At the International Hobby Expo in Los Angeles, a Horizon Hobby delegation is introducing a transmitter that eliminates channel interference. Such interference can cause radio-controlled airplanes to lose altitude and crash.
"This will absolutely blow away our industry when this is released," said John Adams, director of engineering for Horizon Hobby. "Five years from now, all manufacturers will be utilizing this technology. This will eliminate current technology."
Radio-controlled airplane operators must make sure they're operating on different radio frequencies from other fliers. Otherwise, they can interfere with someone else's plane.
"If someone turned on a channel, it would cause problems and you'd crash your airplanes. ... We were very susceptible to interference," Adams said.
The new technology – known as "spread-spectrum technology" – was developed by the military and NASA to provide "bulletproof" radio communications. It's since been adopted by the cellphone industry, and Horizon began using it in transmitters for radio-controlled cars earlier this year.
Airplanes proved to be a challenge. Cars have a relatively constant orientation, with the modeler relatively close to the vehicles, but airplanes can roll and make big changes, creating a problem that was "extremely technical and difficult" to solve, Adams said.
The new six-channel transmitter system, called a DX6, will retail for $200 and be available in November, Adams said. It will be sold in hobby shops nationwide and at Horizon Hobby's Web site, www.horizonhobby.com.
The system comes with a receiver that goes into a model airplane. Hobbyists can equip up to 10 different models with receivers, at a cost of $60 per receiver, he said.
"If you already have a radio-controlled model or purchase one, you can replace the existing receiver with this receiver," he said. "You can do it literally in five minutes."
Consumers won't have to pay a premium for spread-spectrum technology.
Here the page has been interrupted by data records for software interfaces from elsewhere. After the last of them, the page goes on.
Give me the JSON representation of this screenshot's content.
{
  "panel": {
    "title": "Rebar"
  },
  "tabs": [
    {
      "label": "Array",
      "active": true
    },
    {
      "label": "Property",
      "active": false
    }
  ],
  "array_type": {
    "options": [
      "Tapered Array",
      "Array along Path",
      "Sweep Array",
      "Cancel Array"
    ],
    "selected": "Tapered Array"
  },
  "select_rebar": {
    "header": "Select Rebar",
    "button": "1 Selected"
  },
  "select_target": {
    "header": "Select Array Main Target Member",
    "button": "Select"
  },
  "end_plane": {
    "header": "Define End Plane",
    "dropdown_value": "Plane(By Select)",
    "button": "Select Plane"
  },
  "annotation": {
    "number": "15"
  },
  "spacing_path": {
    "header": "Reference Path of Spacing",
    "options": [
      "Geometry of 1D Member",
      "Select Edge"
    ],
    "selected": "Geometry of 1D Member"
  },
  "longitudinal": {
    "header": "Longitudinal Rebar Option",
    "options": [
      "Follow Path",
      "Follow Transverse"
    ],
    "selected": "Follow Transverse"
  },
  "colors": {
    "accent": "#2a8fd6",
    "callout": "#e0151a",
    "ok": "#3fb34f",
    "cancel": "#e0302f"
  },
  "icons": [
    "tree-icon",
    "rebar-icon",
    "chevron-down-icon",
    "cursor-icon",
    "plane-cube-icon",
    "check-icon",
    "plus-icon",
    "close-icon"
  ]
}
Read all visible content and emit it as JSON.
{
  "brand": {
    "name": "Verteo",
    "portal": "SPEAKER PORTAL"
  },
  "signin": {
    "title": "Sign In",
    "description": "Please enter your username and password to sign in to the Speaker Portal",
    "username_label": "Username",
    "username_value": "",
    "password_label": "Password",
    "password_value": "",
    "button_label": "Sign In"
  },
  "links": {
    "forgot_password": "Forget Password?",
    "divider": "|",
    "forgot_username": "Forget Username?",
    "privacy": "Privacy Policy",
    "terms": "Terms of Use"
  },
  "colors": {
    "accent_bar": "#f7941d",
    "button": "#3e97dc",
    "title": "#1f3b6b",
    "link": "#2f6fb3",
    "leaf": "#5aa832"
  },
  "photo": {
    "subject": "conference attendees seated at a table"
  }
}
Adams said the new receivers will sell for the same price as conventional "narrow-band" receivers.
Adams said he expects the new product to result in "millions of dollars" of additional revenue for Horizon. He couldn't quantify how many additional people Horizon might hire.
"Certainly as we generate revenue, we have to have people to sell the product, design the product, write instruction manuals. ... Any time we generate revenue, we have to hire employees to support that revenue," he said.
Horizon's local operations at 4105 Fieldstone Road, C, include its corporate office, a wholesale distribution center, catalog division and proprietary product development section, Adams said. There is a second distribution center in Ontario, Calif.
Adams, a Danville native who now lives in Champaign, said he's been working on the spread-spectrum product for seven years. He's done testing and development at Danville's radio-controlled airplane field for more than a year.
Several engineers from California also worked on development of the product, with Paul Beard serving as lead engineer and Chris Huhn as product manager. The company has applied for "about 30 patents" related to the technology, Adams said.
Beard is among those participating in the unveiling this weekend in Los Angeles.
Adams called the DX6 transmitter system "an absolutely bulletproof link." He said the system relies on globally unique identification codes, with 4.2 billion different codes available.
"In order to have interference, you'd have to have another vehicle that has the same code number," he said. "There are only 7 billion people on the planet."
Adams said Horizon has confidence the DX6 system will catch on immediately.
"Expectations are quite high. It's probably the most dynamic, impactive product introduced by Horizon or by anyone else in the industry," he said.